Lines that include "content" make up the answer; copy all of them from the data below.

Stored data:
----

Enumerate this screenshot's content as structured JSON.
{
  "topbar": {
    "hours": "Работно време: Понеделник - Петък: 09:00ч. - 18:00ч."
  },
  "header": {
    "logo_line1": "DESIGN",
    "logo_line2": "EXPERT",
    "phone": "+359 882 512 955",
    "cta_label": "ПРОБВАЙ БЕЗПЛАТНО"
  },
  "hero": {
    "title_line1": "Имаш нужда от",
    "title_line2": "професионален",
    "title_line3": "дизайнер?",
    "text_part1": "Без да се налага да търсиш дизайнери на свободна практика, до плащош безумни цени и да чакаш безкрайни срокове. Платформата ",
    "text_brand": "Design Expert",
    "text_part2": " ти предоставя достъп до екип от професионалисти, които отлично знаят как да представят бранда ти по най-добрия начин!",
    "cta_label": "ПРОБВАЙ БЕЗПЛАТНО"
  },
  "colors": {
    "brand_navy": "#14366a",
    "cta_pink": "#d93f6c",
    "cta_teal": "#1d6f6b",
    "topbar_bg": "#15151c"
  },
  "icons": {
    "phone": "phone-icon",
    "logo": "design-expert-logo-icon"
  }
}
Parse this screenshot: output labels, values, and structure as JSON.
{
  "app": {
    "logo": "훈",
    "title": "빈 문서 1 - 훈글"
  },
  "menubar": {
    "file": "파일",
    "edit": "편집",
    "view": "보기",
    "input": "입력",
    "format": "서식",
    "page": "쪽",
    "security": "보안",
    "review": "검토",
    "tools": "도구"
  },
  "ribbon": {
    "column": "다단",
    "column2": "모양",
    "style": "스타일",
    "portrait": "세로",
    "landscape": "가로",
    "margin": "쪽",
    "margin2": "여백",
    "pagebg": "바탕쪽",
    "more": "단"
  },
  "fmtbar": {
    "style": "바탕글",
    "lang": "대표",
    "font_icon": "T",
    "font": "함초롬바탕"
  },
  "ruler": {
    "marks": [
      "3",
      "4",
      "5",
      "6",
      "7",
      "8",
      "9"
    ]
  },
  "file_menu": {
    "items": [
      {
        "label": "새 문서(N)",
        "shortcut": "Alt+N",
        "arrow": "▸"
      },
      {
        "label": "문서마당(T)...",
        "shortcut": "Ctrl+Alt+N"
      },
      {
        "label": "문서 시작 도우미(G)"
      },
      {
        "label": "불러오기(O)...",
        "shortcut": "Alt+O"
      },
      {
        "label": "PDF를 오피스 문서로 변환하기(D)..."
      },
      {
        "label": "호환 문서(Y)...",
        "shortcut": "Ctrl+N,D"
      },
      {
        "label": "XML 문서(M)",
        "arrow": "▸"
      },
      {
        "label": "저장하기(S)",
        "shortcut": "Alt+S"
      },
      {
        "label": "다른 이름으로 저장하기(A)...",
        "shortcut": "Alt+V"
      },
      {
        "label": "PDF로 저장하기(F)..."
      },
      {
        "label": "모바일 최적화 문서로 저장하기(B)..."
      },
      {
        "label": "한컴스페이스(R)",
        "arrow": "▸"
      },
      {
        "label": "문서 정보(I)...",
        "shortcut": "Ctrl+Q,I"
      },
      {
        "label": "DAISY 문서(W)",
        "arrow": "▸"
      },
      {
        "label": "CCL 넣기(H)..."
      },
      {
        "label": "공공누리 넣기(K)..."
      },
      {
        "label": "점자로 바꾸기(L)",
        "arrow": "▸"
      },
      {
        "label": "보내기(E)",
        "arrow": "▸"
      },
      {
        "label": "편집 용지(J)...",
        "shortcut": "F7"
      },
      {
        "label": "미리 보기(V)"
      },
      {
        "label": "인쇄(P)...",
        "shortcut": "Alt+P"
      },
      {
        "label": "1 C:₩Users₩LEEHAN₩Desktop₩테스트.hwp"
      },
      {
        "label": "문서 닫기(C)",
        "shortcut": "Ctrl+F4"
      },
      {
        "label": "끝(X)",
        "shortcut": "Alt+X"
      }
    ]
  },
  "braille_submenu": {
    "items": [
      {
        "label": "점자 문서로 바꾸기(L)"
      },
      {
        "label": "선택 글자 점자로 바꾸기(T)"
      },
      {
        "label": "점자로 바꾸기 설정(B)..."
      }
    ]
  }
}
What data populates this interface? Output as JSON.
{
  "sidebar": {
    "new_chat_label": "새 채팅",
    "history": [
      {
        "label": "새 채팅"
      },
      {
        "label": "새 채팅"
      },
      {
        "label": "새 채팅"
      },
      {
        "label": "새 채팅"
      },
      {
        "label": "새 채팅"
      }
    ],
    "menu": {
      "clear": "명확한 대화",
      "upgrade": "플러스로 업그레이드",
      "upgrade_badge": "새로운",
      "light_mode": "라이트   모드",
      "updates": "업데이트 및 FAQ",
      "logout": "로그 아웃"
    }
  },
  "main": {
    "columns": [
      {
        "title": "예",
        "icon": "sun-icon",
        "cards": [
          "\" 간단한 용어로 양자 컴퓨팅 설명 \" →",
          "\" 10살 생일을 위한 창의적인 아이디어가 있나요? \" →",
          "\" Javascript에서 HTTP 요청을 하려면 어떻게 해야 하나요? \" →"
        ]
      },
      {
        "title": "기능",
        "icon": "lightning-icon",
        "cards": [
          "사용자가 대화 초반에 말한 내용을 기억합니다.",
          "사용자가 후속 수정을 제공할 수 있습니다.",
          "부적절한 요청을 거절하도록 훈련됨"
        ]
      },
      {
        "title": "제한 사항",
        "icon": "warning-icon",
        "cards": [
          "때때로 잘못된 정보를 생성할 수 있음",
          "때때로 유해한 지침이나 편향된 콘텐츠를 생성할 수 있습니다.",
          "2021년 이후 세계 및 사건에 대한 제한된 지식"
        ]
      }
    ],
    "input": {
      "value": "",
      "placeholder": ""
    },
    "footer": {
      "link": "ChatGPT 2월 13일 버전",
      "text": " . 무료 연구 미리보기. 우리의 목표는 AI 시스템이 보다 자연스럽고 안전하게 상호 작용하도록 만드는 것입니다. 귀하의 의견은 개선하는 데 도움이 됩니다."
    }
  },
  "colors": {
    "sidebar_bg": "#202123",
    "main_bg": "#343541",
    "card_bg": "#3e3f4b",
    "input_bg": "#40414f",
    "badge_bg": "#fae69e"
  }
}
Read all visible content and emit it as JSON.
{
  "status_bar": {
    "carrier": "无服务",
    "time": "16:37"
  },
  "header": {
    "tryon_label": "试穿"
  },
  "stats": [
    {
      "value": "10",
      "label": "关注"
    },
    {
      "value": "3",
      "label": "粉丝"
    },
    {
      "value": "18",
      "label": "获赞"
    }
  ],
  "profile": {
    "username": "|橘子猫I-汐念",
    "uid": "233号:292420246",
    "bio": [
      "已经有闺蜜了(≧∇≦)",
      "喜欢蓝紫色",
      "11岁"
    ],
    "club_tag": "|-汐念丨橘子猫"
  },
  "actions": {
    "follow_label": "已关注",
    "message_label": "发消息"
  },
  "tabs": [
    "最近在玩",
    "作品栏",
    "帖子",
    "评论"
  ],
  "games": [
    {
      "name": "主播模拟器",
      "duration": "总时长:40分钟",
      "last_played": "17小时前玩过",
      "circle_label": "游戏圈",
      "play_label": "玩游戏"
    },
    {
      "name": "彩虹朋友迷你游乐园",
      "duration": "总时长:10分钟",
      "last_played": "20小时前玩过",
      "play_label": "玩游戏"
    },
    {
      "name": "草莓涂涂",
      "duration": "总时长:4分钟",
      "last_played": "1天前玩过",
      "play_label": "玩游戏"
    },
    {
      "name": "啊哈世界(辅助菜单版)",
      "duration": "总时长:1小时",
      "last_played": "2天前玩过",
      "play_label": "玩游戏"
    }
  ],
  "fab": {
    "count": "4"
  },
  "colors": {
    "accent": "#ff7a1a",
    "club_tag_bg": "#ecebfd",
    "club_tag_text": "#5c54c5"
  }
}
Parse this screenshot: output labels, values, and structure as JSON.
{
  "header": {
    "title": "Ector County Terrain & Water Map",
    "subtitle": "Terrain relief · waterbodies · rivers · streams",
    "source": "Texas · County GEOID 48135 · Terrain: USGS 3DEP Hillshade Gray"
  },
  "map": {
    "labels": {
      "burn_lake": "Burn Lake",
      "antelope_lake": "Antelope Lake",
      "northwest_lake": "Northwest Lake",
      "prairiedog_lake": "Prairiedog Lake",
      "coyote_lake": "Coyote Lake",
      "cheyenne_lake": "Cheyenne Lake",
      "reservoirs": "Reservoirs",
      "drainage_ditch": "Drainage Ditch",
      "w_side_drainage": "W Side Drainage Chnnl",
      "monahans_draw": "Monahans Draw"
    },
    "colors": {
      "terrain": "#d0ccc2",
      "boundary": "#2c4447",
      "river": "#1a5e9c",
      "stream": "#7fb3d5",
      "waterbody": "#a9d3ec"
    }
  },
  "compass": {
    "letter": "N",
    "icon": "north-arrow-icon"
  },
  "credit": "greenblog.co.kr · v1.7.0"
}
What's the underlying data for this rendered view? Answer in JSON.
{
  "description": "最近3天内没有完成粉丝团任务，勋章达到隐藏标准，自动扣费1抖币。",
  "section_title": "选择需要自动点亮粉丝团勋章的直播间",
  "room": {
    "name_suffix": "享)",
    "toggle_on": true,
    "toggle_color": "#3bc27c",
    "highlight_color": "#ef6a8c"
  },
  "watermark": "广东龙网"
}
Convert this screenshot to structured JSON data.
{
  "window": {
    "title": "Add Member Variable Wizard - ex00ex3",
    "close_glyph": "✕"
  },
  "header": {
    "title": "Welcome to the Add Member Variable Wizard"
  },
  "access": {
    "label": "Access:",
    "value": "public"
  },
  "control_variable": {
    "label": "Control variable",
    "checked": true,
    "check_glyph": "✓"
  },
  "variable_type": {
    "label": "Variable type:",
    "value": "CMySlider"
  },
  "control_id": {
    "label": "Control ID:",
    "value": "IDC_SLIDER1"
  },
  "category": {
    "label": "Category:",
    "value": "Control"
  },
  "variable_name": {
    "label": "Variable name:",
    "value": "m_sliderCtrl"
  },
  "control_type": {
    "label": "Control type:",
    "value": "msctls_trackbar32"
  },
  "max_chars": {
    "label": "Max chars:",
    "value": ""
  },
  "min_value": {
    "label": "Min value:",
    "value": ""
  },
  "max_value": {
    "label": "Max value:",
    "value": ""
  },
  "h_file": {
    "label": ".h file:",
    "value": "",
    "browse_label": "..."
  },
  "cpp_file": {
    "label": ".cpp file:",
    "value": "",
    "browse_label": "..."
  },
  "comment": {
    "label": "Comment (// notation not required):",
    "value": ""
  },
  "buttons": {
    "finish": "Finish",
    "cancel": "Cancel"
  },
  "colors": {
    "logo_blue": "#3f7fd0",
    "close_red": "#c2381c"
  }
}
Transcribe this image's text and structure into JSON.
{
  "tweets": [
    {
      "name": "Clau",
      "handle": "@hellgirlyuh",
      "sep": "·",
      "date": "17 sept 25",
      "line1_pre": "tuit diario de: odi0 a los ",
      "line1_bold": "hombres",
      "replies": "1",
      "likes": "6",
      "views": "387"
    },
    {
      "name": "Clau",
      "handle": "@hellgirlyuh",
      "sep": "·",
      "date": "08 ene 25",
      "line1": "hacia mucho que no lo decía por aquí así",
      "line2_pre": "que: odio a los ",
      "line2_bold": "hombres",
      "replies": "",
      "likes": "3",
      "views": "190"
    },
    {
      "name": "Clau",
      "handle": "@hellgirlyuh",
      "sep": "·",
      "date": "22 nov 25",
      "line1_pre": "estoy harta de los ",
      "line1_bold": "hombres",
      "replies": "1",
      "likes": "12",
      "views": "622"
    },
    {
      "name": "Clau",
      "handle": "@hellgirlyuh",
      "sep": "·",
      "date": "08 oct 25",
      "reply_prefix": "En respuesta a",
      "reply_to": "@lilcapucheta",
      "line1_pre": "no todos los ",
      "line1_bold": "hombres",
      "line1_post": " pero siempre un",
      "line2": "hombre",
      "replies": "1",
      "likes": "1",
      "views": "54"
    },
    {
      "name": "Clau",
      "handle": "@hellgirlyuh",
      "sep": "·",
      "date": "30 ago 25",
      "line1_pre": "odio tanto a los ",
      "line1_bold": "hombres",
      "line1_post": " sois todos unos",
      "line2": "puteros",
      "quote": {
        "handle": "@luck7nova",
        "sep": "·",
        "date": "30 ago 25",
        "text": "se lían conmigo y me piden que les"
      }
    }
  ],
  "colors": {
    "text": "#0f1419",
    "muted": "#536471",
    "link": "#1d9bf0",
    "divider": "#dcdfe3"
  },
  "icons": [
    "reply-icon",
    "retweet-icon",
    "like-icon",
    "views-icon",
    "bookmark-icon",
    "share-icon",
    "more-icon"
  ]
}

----

> **Answer section**
Enumerate this screenshot's content as structured JSON.
Read all visible content and emit it as JSON.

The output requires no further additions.